There are likely to be fewer lambs this year as a result of the drought.
Scanning of ewes for the number of lambs they were pregnant with showed sheep in the region's flatter land, which went to the ram in March, were still in reasonable condition, said scanner Guy Haynes from Totally Vets.
"There were not as many twins but not too many drys [non-pregnant ewes]."
Haynes said when they started getting to the later matings (about April 1) ewes were thinner and were pregnant with fewer lambs.
"Consequently the percentage [of lambs ewes were carrying] has tended to drop back by up to 20 per cent. These results are out of the Taumarunui area and Manawatu hill country."
Haynes said that as a general trend there were not as many twins this scanning and also a lot less hoggets had been mated.

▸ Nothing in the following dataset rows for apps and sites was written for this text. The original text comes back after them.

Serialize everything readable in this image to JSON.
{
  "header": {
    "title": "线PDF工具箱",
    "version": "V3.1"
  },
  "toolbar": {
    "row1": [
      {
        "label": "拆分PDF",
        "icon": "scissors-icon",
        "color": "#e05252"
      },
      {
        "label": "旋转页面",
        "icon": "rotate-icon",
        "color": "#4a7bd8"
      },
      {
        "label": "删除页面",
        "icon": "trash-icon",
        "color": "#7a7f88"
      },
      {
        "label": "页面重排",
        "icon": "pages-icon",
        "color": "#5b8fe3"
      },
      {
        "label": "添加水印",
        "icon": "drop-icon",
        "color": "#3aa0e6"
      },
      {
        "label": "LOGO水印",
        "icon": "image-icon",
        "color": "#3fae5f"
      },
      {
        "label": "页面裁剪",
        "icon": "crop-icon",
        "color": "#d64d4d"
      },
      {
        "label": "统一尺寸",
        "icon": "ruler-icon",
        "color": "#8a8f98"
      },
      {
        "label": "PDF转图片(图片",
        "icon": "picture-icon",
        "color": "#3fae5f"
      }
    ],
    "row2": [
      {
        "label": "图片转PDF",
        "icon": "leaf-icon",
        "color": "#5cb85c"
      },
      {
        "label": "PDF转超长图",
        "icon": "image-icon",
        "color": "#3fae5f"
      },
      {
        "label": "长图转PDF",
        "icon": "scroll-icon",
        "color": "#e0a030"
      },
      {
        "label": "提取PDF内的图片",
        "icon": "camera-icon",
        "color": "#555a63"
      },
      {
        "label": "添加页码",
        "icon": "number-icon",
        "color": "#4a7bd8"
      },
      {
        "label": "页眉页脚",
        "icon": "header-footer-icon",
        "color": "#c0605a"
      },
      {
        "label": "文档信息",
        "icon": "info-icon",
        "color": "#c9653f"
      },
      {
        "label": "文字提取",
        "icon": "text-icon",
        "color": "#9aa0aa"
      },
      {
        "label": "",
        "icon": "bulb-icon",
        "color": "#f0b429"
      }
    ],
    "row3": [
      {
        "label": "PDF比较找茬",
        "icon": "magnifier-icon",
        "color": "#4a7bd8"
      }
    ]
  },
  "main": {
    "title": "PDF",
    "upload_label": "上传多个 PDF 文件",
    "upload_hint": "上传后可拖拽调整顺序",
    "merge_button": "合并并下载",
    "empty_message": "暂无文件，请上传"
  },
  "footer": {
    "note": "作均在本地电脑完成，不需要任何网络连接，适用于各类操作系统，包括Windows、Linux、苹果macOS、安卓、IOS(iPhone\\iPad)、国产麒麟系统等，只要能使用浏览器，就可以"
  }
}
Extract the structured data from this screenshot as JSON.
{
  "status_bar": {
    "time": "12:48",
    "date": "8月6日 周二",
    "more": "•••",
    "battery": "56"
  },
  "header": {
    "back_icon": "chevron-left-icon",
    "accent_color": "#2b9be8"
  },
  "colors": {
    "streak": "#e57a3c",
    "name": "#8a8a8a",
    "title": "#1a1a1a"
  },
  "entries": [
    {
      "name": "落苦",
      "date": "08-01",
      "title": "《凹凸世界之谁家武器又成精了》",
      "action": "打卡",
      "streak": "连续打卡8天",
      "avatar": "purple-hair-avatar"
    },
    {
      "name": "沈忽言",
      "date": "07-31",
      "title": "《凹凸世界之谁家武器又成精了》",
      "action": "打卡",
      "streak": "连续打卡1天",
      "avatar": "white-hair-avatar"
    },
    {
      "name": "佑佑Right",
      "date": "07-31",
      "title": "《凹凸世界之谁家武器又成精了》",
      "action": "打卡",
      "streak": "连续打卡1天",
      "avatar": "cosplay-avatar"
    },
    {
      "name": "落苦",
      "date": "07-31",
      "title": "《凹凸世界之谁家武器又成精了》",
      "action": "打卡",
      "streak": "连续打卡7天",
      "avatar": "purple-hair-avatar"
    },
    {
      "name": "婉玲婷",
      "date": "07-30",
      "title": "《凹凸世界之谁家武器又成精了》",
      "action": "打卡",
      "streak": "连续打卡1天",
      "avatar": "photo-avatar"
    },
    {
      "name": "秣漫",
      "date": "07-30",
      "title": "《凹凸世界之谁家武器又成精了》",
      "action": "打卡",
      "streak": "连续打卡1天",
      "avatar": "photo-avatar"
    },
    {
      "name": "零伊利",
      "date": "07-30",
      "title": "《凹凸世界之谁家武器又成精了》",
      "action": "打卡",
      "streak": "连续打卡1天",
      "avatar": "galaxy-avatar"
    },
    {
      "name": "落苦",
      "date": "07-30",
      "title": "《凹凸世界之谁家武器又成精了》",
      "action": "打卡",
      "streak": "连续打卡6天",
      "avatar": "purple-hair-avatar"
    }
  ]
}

Beef and Lamb New Zealand's economic service thought there would be about 3 million fewer lambs in the coming spring, as a result of the drought.
Ewes are in-lamb for about five months. Those mated in March will produce lambs in August.
Those on hill country are usually mated later, so they'll lamb in time for spring grass growth, which is generally later in hill country, than on flat land.
Most areas lamb in late August or September.
There are already a few early lambs on flat Manawatu country.
- Manawatu Standard